Pharmaceutical Pollution on the Rise
Unsafe drug manufacturing facilities give rise to multidrug-resistant bacteria.
In recent years, drug manufacturing has evolved to where it is now a global industry. With the emergence of globalization and the continuous popularity of outsourcing, many drug companies have partnered with foreign drug manufacturers in Asia in the production of active pharmaceutical ingredients (APIs).
While this practice results in cheaper overhead and manufacturing expenses as a whole, globalized drug manufacturing also contributes to the rise in pharmaceutical pollution, according to a study published in the journal Infection.
What the Study Was All About
Dr Christoph Lubbert, et al, authored a study on the relationship of pharmaceutical pollution to multidrug-resistant bacteria. His research was the first systematic analysis of this kind, and was conducted in Hyderabad, South India, the center of drug manufacturing in the country.
The study examined the presence of APIs in wastewater from drug manufacturing industries in the area and its association with the proliferation of multidrug-resistant (MDR) pathogens. The Changing Markets Foundation composed a corresponding report supporting the findings.
The researchers concluded that water resources are contaminated by antimicrobial pharmaceuticals, which results in the dissemination of carbapenemase-producing pathogens. Also, more than 95% of the water samples had the presence of MDR bacterial strains.
To test for pharmaceutical pollution, several areas were considered and tested. These included the nearby villages, the Musi River, 2 sewage treatment plants, and the direct environment of facilities for drug manufacturing. There were 28 water samples collected from these sampling sites.
Approximately 16 of these samples were tested for antimicrobial substances, while the whole lot was tested for the presence of drug-resistant bacteria. Collection was performed from November 19-28, 2016, and according to the study, poor wastewater management by facilities that manufacture drugs contributes to this problem.

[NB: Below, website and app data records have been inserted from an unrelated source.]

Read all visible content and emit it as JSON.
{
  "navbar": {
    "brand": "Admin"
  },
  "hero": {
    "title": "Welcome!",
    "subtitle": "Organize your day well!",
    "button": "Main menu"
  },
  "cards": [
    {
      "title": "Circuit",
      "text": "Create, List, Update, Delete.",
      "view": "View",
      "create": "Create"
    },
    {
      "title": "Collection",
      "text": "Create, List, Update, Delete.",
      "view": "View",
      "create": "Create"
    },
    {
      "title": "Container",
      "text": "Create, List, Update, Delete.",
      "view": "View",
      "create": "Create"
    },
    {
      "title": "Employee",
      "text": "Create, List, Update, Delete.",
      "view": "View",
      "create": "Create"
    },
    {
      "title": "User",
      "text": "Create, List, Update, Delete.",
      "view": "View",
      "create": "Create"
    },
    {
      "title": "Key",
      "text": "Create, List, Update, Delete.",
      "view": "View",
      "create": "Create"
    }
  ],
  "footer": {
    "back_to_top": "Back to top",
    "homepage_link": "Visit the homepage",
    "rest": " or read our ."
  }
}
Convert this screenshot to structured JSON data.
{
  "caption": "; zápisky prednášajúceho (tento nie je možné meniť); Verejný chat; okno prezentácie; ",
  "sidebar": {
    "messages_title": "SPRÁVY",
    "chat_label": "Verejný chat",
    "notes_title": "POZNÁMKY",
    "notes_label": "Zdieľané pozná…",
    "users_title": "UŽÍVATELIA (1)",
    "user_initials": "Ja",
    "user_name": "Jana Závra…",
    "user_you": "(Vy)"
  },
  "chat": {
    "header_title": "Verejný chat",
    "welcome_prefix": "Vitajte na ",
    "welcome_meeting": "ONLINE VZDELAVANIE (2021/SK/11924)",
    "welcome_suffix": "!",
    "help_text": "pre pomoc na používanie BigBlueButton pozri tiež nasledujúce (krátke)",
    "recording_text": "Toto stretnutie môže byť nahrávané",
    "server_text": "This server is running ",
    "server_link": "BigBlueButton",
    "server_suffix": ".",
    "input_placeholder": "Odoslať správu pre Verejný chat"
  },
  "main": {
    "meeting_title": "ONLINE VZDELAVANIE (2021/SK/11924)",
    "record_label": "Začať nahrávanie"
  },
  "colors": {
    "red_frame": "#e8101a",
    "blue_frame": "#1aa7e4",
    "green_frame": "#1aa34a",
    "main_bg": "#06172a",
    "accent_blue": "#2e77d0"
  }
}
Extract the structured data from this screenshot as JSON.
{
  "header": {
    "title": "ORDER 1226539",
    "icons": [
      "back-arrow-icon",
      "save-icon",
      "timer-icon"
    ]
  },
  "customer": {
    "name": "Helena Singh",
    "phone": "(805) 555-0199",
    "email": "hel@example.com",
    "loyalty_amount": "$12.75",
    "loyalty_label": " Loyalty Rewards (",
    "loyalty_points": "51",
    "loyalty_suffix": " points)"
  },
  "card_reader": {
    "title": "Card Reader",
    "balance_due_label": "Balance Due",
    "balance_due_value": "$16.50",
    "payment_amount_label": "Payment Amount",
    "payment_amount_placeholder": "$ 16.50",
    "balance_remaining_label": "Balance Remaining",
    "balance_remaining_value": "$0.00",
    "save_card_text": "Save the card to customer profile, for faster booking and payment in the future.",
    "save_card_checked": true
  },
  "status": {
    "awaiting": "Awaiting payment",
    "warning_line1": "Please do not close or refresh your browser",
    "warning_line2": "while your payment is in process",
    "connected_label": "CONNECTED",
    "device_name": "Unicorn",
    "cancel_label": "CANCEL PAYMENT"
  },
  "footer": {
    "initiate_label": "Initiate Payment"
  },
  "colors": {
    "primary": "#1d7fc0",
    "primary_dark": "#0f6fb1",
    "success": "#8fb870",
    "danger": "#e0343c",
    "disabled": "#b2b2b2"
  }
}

The worsening of pharmaceutical pollution increases the threat to health on a global scale. If nothing is done to address this concern, the number of strains that are resistant to last-line antibiotics, such as carbapenems, will increase.
The World Health Organization has already expressed the potential for more people to be prone to developing MDR tuberculosis each year, with an estimate of approximately 500,000. Moreover, there were approximately 600 reported cases related to the presence of drug-resistant strains from 2003 to 2015 in the UK.
Other Causes of MDR
While globalized drug manufacturing has only recently been considered a contributing factor to pharmaceutical pollution that results in the growth of drug-resistant bacteria strains, there are 2 other culprits to the problem. One is farming and the other cause is the misuse and abuse of antibiotics. The latter is prevalent since a number of people taking medications usually do not follow the instructions of doctors and end up overusing prescribed drugs.
With drug manufacturing facilities in other countries potentially partly responsible for the creation of potential breeding grounds for MDR bacteria, this has turned into a global issue. Lubbert and his colleagues are suggesting the improvement in waste management as a potential solution. They are also calling for the attention of drug manufacturing companies and the concerned agencies to pay more attention to environmental controls to ensure this problem is addressed.
Today, India and China are considered big players in API production in the growing global pharmaceutical industry. While the WHO and other concerned regulatory bodies are on watch, focus is more on the safety of the drugs being sold in the market, and not necessarily on the environmental and health effects of pharmaceutical pollution.
Joshua Pirestani is the president and founder of the American Pharmacy Purchasing Alliance.